What you need to do - Among the entries below, find each line holding "content" and return it.

Extracted records
__________

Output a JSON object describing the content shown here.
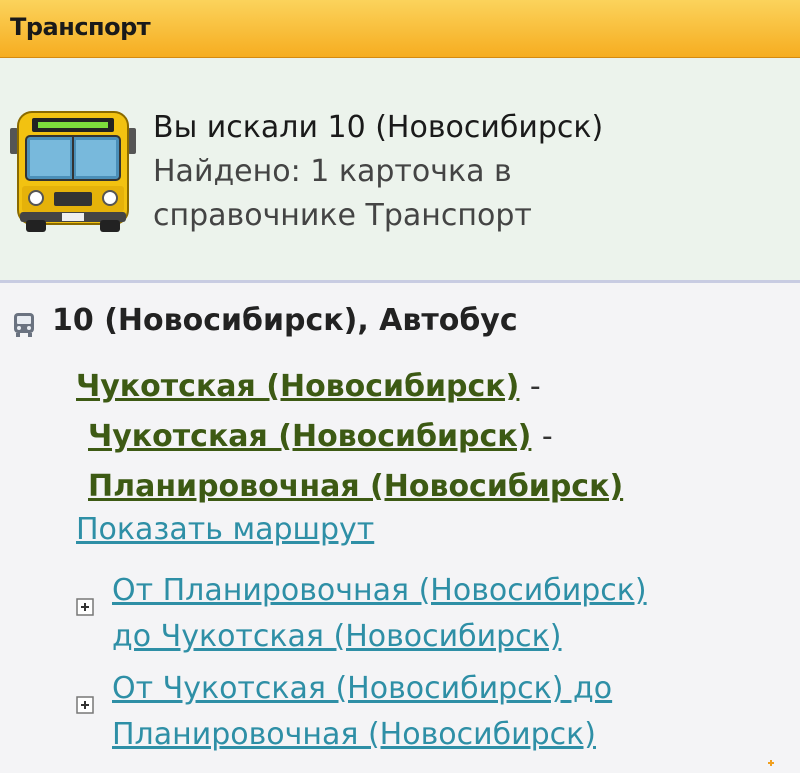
{
  "panel": {
    "title": "Транспорт"
  },
  "summary": {
    "query_line": "Вы искали 10 (Новосибирск)",
    "found_line_1": "Найдено: 1 карточка в",
    "found_line_2": "справочнике Транспорт",
    "icon": "bus-icon"
  },
  "result": {
    "title": "10 (Новосибирск), Автобус",
    "icon": "bus-small-icon",
    "stops": [
      {
        "name": "Чукотская (Новосибирск)",
        "separator": "-"
      },
      {
        "name": "Чукотская (Новосибирск)",
        "separator": "-"
      },
      {
        "name": "Планировочная (Новосибирск)",
        "separator": ""
      }
    ],
    "show_route_label": "Показать маршрут",
    "directions": [
      {
        "line_1": "От Планировочная (Новосибирск)",
        "line_2": "до Чукотская (Новосибирск)",
        "icon": "expand-plus-icon"
      },
      {
        "line_1": "От Чукотская (Новосибирск) до",
        "line_2": "Планировочная (Новосибирск)",
        "icon": "expand-plus-icon"
      }
    ]
  },
  "colors": {
    "header_top": "#fbd35c",
    "header_bottom": "#f6ad20",
    "summary_bg": "#ecf3ec",
    "stop_link": "#3d5a14",
    "route_link": "#2e8fa6"
  }
}
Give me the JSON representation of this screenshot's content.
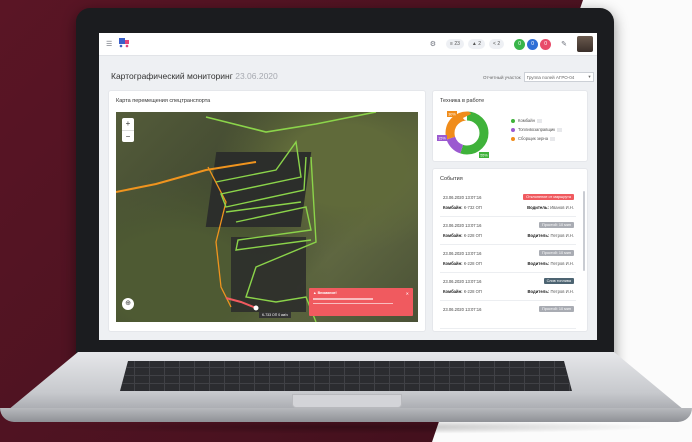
{
  "header": {
    "menu_icon": "menu-icon",
    "logo_icon": "truck-logo-icon",
    "pills": [
      "23",
      "2",
      "2"
    ],
    "circles": [
      {
        "label": "0",
        "color": "#39b54a"
      },
      {
        "label": "0",
        "color": "#2f6fd6"
      },
      {
        "label": "0",
        "color": "#e84c6a"
      }
    ]
  },
  "page": {
    "title": "Картографический мониторинг",
    "date": "23.06.2020",
    "period_label": "Отчетный участок",
    "period_value": "Группа полей АГРО-04"
  },
  "map_card": {
    "title": "Карта перемещения спецтранспорта",
    "zoom_in": "+",
    "zoom_out": "−",
    "alert_title": "Внимание!",
    "scale": "К-733 ОП 0 км/ч"
  },
  "tech_card": {
    "title": "Техника в работе",
    "legend": [
      {
        "label": "Комбайн",
        "color": "#3fb23a"
      },
      {
        "label": "Топливозаправщик",
        "color": "#9b59d0"
      },
      {
        "label": "Сборщик зерна",
        "color": "#f08c1a"
      }
    ],
    "donut_labels": [
      "30%",
      "15%",
      "55%"
    ],
    "donut_values": [
      55,
      15,
      30
    ]
  },
  "events_card": {
    "title": "События",
    "events": [
      {
        "date": "23.06.2020 13:07:16",
        "tag": "Отклонение от маршрута",
        "tag_color": "#f05a5f",
        "machine_label": "Комбайн:",
        "machine": "К-732 ОП",
        "driver_label": "Водитель:",
        "driver": "Иванов И.Н."
      },
      {
        "date": "23.06.2020 13:07:16",
        "tag": "Простой: 10 мин",
        "tag_color": "#a9acb3",
        "machine_label": "Комбайн:",
        "machine": "К-228 ОП",
        "driver_label": "Водитель:",
        "driver": "Петров И.Н."
      },
      {
        "date": "23.06.2020 13:07:16",
        "tag": "Простой: 10 мин",
        "tag_color": "#a9acb3",
        "machine_label": "Комбайн:",
        "machine": "К-228 ОП",
        "driver_label": "Водитель:",
        "driver": "Петров И.Н."
      },
      {
        "date": "23.06.2020 13:07:16",
        "tag": "Слив топлива",
        "tag_color": "#4d6472",
        "machine_label": "Комбайн:",
        "machine": "К-228 ОП",
        "driver_label": "Водитель:",
        "driver": "Петров И.Н."
      },
      {
        "date": "23.06.2020 13:07:16",
        "tag": "Простой: 10 мин",
        "tag_color": "#a9acb3",
        "machine_label": "",
        "machine": "",
        "driver_label": "",
        "driver": ""
      }
    ]
  }
}
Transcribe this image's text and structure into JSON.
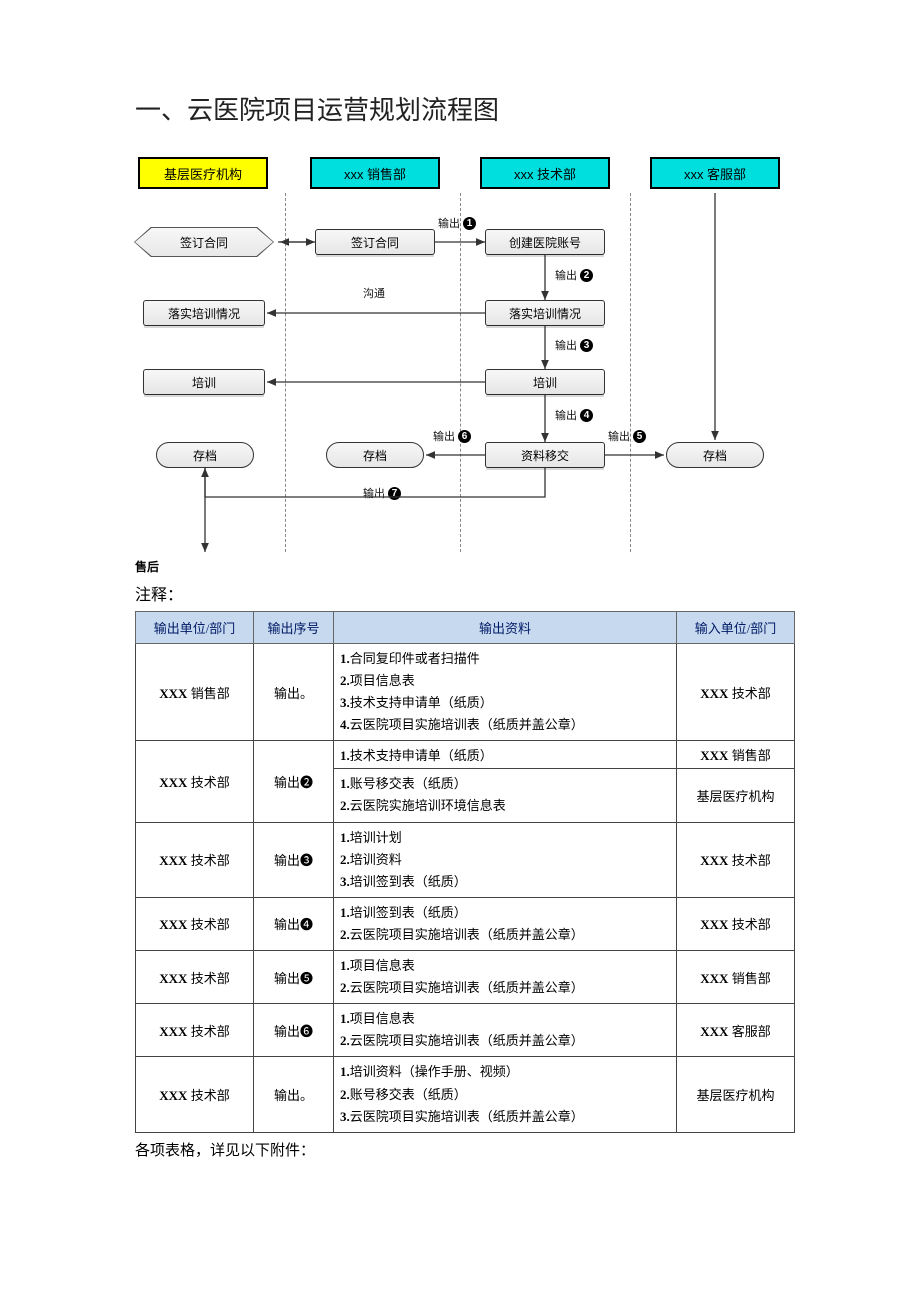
{
  "title": "一、云医院项目运营规划流程图",
  "lanes": {
    "l1": "基层医疗机构",
    "l2": "xxx 销售部",
    "l3": "xxx 技术部",
    "l4": "xxx 客服部"
  },
  "nodes": {
    "sign1": "签订合同",
    "sign2": "签订合同",
    "create_acc": "创建医院账号",
    "train_status1": "落实培训情况",
    "train_status2": "落实培训情况",
    "comm": "沟通",
    "train1": "培训",
    "train2": "培训",
    "archive1": "存档",
    "archive2": "存档",
    "handover": "资料移交",
    "archive3": "存档"
  },
  "out_label": "输出",
  "aftersale": "售后",
  "notes_title": "注释：",
  "table_headers": {
    "h1": "输出单位/部门",
    "h2": "输出序号",
    "h3": "输出资料",
    "h4": "输入单位/部门"
  },
  "rows": [
    {
      "out_dept": "XXX 销售部",
      "seq": "输出。",
      "materials": [
        "1.合同复印件或者扫描件",
        "2.项目信息表",
        "3.技术支持申请单（纸质）",
        "4.云医院项目实施培训表（纸质并盖公章）"
      ],
      "in_dept": "XXX 技术部"
    },
    {
      "out_dept": "XXX 技术部",
      "seq": "输出❷",
      "materials": [
        "1.技术支持申请单（纸质）"
      ],
      "in_dept": "XXX 销售部"
    },
    {
      "out_dept": "",
      "seq": "",
      "materials": [
        "1.账号移交表（纸质）",
        "2.云医院实施培训环境信息表"
      ],
      "in_dept": "基层医疗机构"
    },
    {
      "out_dept": "XXX 技术部",
      "seq": "输出❸",
      "materials": [
        "1.培训计划",
        "2.培训资料",
        "3.培训签到表（纸质）"
      ],
      "in_dept": "XXX 技术部"
    },
    {
      "out_dept": "XXX 技术部",
      "seq": "输出❹",
      "materials": [
        "1.培训签到表（纸质）",
        "2.云医院项目实施培训表（纸质并盖公章）"
      ],
      "in_dept": "XXX 技术部"
    },
    {
      "out_dept": "XXX 技术部",
      "seq": "输出❺",
      "materials": [
        "1.项目信息表",
        "2.云医院项目实施培训表（纸质并盖公章）"
      ],
      "in_dept": "XXX 销售部"
    },
    {
      "out_dept": "XXX 技术部",
      "seq": "输出❻",
      "materials": [
        "1.项目信息表",
        "2.云医院项目实施培训表（纸质并盖公章）"
      ],
      "in_dept": "XXX 客服部"
    },
    {
      "out_dept": "XXX 技术部",
      "seq": "输出。",
      "materials": [
        "1.培训资料（操作手册、视频）",
        "2.账号移交表（纸质）",
        "3.云医院项目实施培训表（纸质并盖公章）"
      ],
      "in_dept": "基层医疗机构"
    }
  ],
  "footnote": "各项表格，详见以下附件："
}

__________

Exercise solution -
Output a JSON object describing the content shown here.
Give me the JSON representation of this screenshot's content.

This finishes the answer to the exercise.